Sugata did indeed know, and had to repeatedly stifle the urge to strangle the girl for pushing things when, honestly, he would be perfectly happy if Wako took her time making that decision. “Did she say something that upset you?” he asked quietly.
“It’s not… it’s just…” Wako put her fork down with a sharp tap and looked up at them, one after another. Her eyes were bright and her mouth was in a determined line. “I don’t want to make that choice.”
Sugata sat back with a soft sigh. She’d decided on neither, then. He supposed, this way, it meant neither he nor Takuto would be closed out. Even if neither of them really got what he wanted either. “If that’s what you want, of course.”
“Wait,” Takuto said slowly, looking back and forth between them. “Wako said… that choice. Is there something else you want to do?” he asked her softly, hopefully.
Wako was folding and unfolding her hands, now, but her eyes were still steady. “Yes. I don’t want to have to choose between you. I don’t want one of you to do anything dumb,” she shot a momentary glare at Sugata, “like trying to ‘give me up’ to the other. I want it to be the three of us.” She finished, lower, starting to be a little uncertain, “The three of us together. If… we can?”
Sugata realized he was staring at her.
“You want… um.” Takuto was slowly turning red. “Both of us?” His voice was a little weak, kind of the way it got when Watanabe was entertaining herself by making him blush.
Wako was a little pink too, by now. “It’s just… I know the two of you are important to each other, too. Right?”

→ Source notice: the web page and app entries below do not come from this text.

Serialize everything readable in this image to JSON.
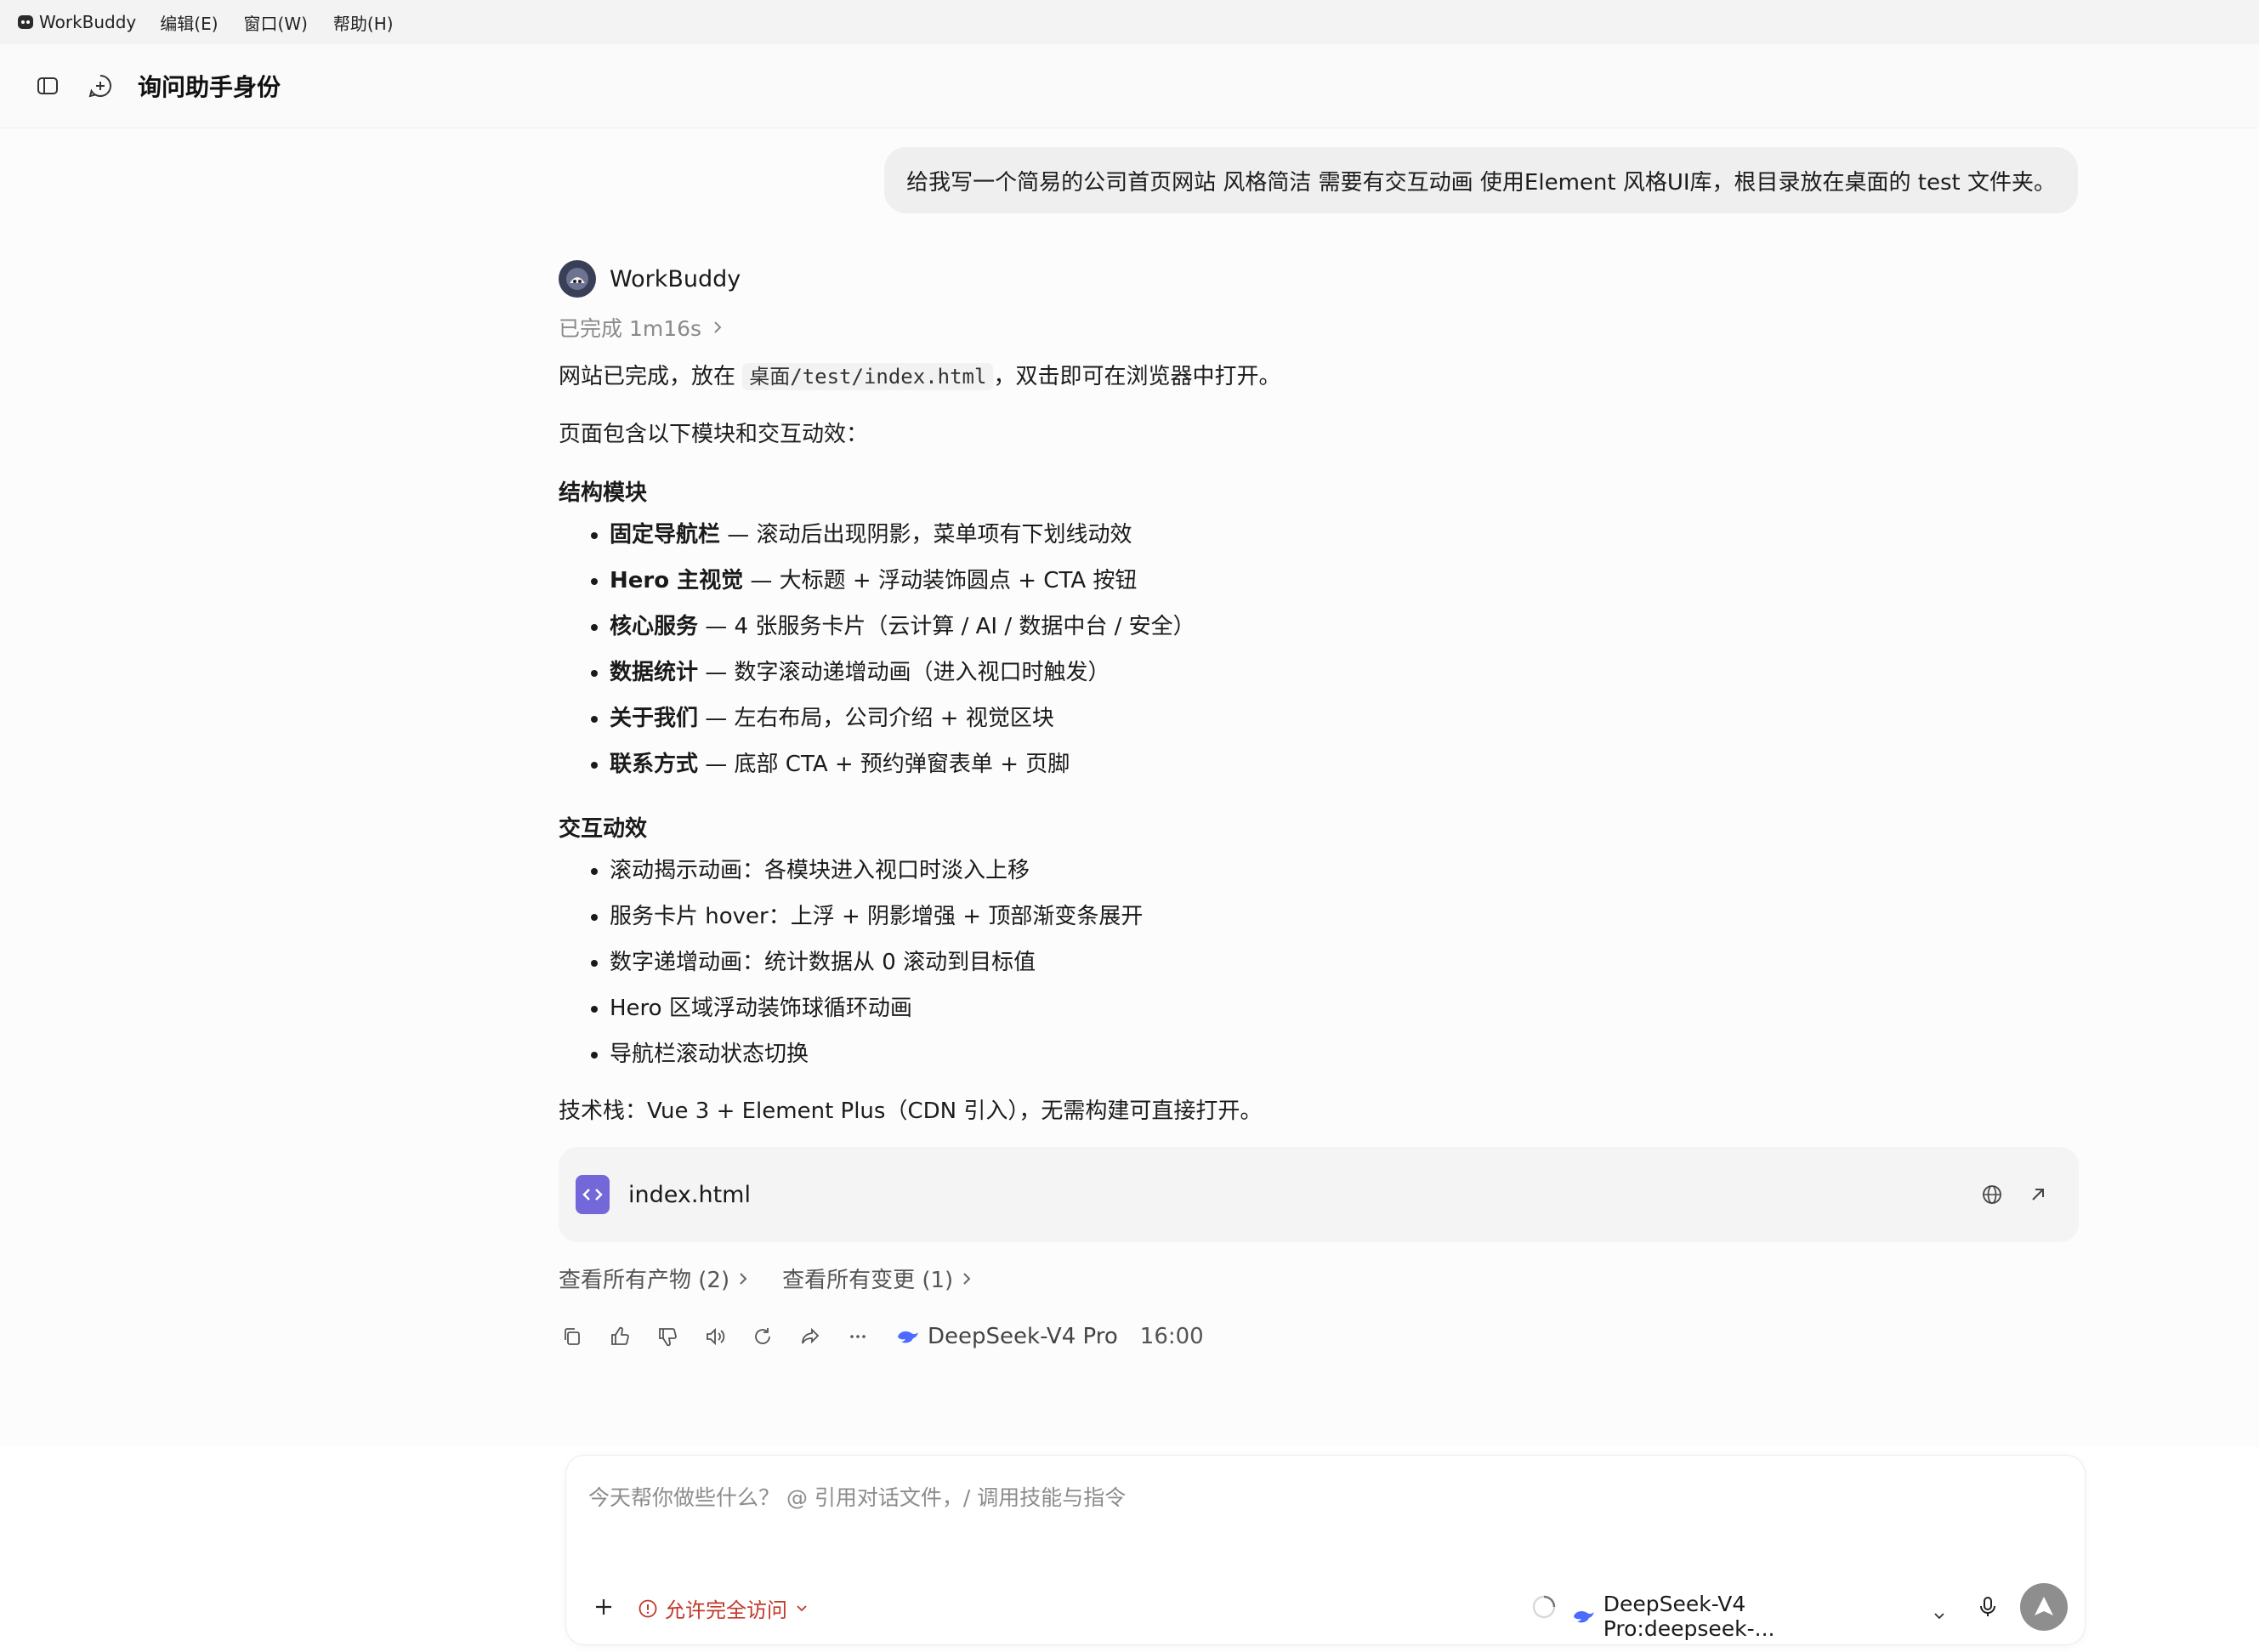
{
  "menubar": {
    "app_name": "WorkBuddy",
    "items": [
      "编辑(E)",
      "窗口(W)",
      "帮助(H)"
    ]
  },
  "header": {
    "title": "询问助手身份",
    "sidebar_toggle_icon": "sidebar-toggle-icon",
    "new_chat_icon": "new-chat-icon"
  },
  "user_message": "给我写一个简易的公司首页网站 风格简洁 需要有交互动画 使用Element 风格UI库，根目录放在桌面的 test 文件夹。",
  "assistant": {
    "name": "WorkBuddy",
    "status": "已完成 1m16s",
    "intro_prefix": "网站已完成，放在 ",
    "intro_code": "桌面/test/index.html",
    "intro_suffix": "，双击即可在浏览器中打开。",
    "contains": "页面包含以下模块和交互动效：",
    "section1_title": "结构模块",
    "section1_items": [
      {
        "bold": "固定导航栏",
        "text": " — 滚动后出现阴影，菜单项有下划线动效"
      },
      {
        "bold": "Hero 主视觉",
        "text": " — 大标题 + 浮动装饰圆点 + CTA 按钮"
      },
      {
        "bold": "核心服务",
        "text": " — 4 张服务卡片（云计算 / AI / 数据中台 / 安全）"
      },
      {
        "bold": "数据统计",
        "text": " — 数字滚动递增动画（进入视口时触发）"
      },
      {
        "bold": "关于我们",
        "text": " — 左右布局，公司介绍 + 视觉区块"
      },
      {
        "bold": "联系方式",
        "text": " — 底部 CTA + 预约弹窗表单 + 页脚"
      }
    ],
    "section2_title": "交互动效",
    "section2_items": [
      "滚动揭示动画：各模块进入视口时淡入上移",
      "服务卡片 hover：上浮 + 阴影增强 + 顶部渐变条展开",
      "数字递增动画：统计数据从 0 滚动到目标值",
      "Hero 区域浮动装饰球循环动画",
      "导航栏滚动状态切换"
    ],
    "tech_stack": "技术栈：Vue 3 + Element Plus（CDN 引入），无需构建可直接打开。",
    "file_card": {
      "name": "index.html"
    },
    "links": {
      "artifacts": "查看所有产物 (2)",
      "changes": "查看所有变更 (1)"
    },
    "model": "DeepSeek-V4 Pro",
    "time": "16:00"
  },
  "input": {
    "placeholder": "今天帮你做些什么？ @ 引用对话文件，/ 调用技能与指令",
    "value": "",
    "access_label": "允许完全访问",
    "model_select": "DeepSeek-V4 Pro:deepseek-..."
  },
  "colors": {
    "accent_purple": "#7367d9",
    "warning_red": "#c0392b",
    "send_button_gray": "#8e8e8e",
    "deepseek_blue": "#4d6bfe"
  }
}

Takuto looked over at Sugata, wide eyed. He didn’t, Sugata reflected distantly, look like anyone’s steadfast defender, or like someone who would get into a knock-down drag-out fight to pull a friend out of a funk, or like someone who would unleash a monster and then chase it into space and nearly kill himself destroying it, just to save a rival. But he had done all of that. Sugata’s voice was a little rough when he finally answered.
“Important. Yes.” He swallowed the roughness down, looking down at his plate. Takuto was important to him, probably more so than anyone he’d only met this year had a right to be, but that didn’t mean he’d ever thought about this kind of relationship with him! “Wako, I… are you really…?”

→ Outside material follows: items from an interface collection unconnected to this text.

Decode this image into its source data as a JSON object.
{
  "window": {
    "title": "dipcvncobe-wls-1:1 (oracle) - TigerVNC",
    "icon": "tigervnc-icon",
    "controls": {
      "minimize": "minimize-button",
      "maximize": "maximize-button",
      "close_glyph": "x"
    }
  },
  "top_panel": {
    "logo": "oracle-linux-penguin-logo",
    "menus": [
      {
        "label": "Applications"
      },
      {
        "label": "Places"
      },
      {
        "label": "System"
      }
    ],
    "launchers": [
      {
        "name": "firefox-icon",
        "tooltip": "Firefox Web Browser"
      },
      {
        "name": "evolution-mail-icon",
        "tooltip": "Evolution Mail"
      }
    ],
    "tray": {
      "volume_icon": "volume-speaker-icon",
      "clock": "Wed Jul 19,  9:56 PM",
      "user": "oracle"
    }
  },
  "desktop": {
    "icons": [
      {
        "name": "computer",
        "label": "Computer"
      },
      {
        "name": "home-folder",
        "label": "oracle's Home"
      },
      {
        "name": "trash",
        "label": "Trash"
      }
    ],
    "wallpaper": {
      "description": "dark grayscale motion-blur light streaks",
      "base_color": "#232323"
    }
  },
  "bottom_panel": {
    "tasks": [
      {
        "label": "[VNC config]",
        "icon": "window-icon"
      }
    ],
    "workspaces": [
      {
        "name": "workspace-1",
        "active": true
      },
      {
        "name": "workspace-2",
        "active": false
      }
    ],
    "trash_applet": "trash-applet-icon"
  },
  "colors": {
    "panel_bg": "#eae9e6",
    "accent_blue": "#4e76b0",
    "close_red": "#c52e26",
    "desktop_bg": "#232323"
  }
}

“I’m just asking if it’s possible,” she said softly.
Sugata’s head jerked up and he stared at Takuto, shocked. Takuto’s blush had gone down, and in its place was that earnest clarity, that rock steady look he always seemed to wear when setting out to accomplish completely unreasonable things. Learn the sword in mere months. Defeat a whole organization of other star drivers. Enter a threesome with his best friend and rival, and their mutual romantic interest. Sugata closed his eyes for a moment, fighting a sudden urge to laugh. “Nothing has ever complicated my life like you have,” he murmured.
When he looked up again, Takuto was smiling, bright and open and just a little challenging. “Well, maybe that’ll be a good place to start.”
Sugata gave in and laughed.
They got through the rest of breakfast with amazingly little awkwardness, considering what they’d just agreed on. It didn’t trip Sugata up again until they were leaving, and he offered Wako his hand down the front steps. She squeezed his fingers a little, smiling up at him with such relief and hope that his heart turned over. He hesitated, looking down at her and finally offered his other hand to Takuto.
Takuto looked back at him, thoughtful in the way that was always a bit startling in someone as guileless as Takuto was. When he smiled this time, it was small and true, and his hand closing around Sugata’s was warm. It felt… good. Perhaps, Sugata thought, this could work after all.
They had a place to start, at least.
He and Takuto still walked on either side of Wako, on their way to school that day, but when Ruri met them at the stairs and immediately teased Wako for keeping both of them dangling, Wako only laughed, bright and clear. The sound lit up the morning, and for once Sugata didn’t hesitate to catch Takuto’s eye over her head. They shared a smile and Sugata let himself hope. Maybe. Maybe it really would be all right, after all.
He tipped his face up to the morning sun, and smiled at the future.